It is also worth noting that Putin himself may have had more than a passing interest in the Nikitin case. He was head of the Federal Security Service–the KGB successor organization which has investigated Nikitin–for a portion of the time during which the case against Nikitin was pursued. He is also on record as having declared Nikitin guilty and as having charged that ecological groups are providing cover for foreign spies (AP, UPI, September 13).

The final acquittal of Nikitin and the virtual acquittal last year of another similarly charged nuclear whistleblower, Grigory Pasko, are clearly a victory for human rights in Russia and an encouraging sign that the country’s judiciary may be willing to stand up to the security services. Yet it would be a mistake to ignore or minimize the extent to which the FSB may nevertheless have achieved at least one of its primary goals in the Nikitin and Pasko cases. That is, the agency managed effectively to use trumped-up charges in order to subject the victims to long and harrowing ordeals. In that regard, these cases appeared to be aimed not only at convicting the individuals involved, but also at using intimidation to chill contacts more broadly between Russian security experts and their counterparts in the West. The failure of the Russian court system to ensure that these cases were prosecuted in a more rapid and humane fashion suggests that the Russian judiciary still has some miles to travel if it is to battle effectively against Russia’s increasingly influential security organs.

Against this background, it is worth looking at several other as-yet-unresolved cases which may bear parallels to the Nikitin and Pasko cases. One is that of the U.S. businessman Edmond Pope, who had cultivated numerous ties with Russian defense specialists as part of his business dealings and has been in Lefortovo prison since April on espionage charges (see the Monitor, September 12).

Another is that of Valentin Moiseev, a former deputy chief of the First Asian Department of the Russian Foreign Ministry. He was arrested in July of 1998 on allegations that he had passed classified information to a South Korean diplomat. After some two years in jail, Moiseev finally saw his conviction overturned by the Russian Supreme Court this past July. As was the case with Nikitin and Pasko, there have been allegations that the FSB used trumped-up charges to build the case and win the original conviction against Moiseev. However, a Moscow municipal court refused earlier this month to release Moiseev from prison while his case is reconsidered. That denial reportedly came despite appeals from Russian Foreign Ministry officials, as well as from Duma deputies and activities from the Moscow Helsinki Group (Kommersant, September 6; see the Monitor, July 27). It is not clear when his appeal will finally come to court.

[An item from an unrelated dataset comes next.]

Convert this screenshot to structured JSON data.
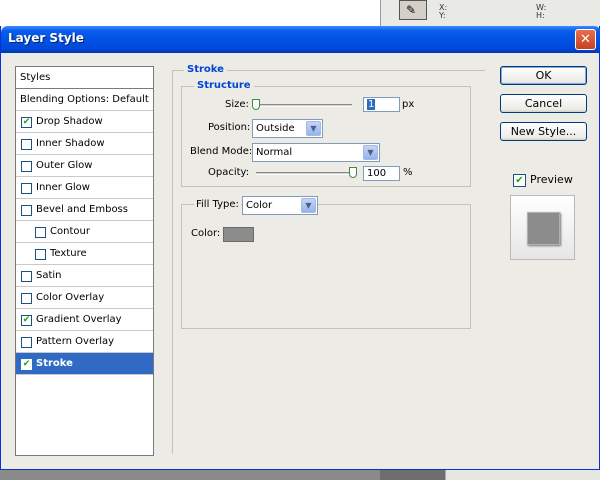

Finally, there is the case of Igor Sutyagin, a well-known defense analyst with the prestigious USA and Canada Institute. Sutyagin was arrested on treason charges last October and charged with high treason for, according to some reports, allegedly passing classified information to a foreign state. Sutyagin, however, reportedly had no access to classified information in his work at the USA and Canada Institute. But that seems not to have stopped the FSB. According to a newspaper account published earlier this month, the FSB admits that Sutyagin’s case is not an ordinary one and suggests that it is based on a novel concept: namely, that foreign intelligence services are using a new tactic at present, one which seeks to recruit not Russians responsible for keeping state secrets, but individuals who may have access to some. Meanwhile, as prosecutors continue their investigations based on this dubious assumption, Sutyagin remains incarcerated in a jail in the Russian city of Kaluga. Conditions are said to be harsh, a circumstance which this past summer prompted the International Helsinki Federation for Human Rights to draft a letter demanding that he be granted immediate freedom (Vremya novostei, September 6; see the Monitor, July 7).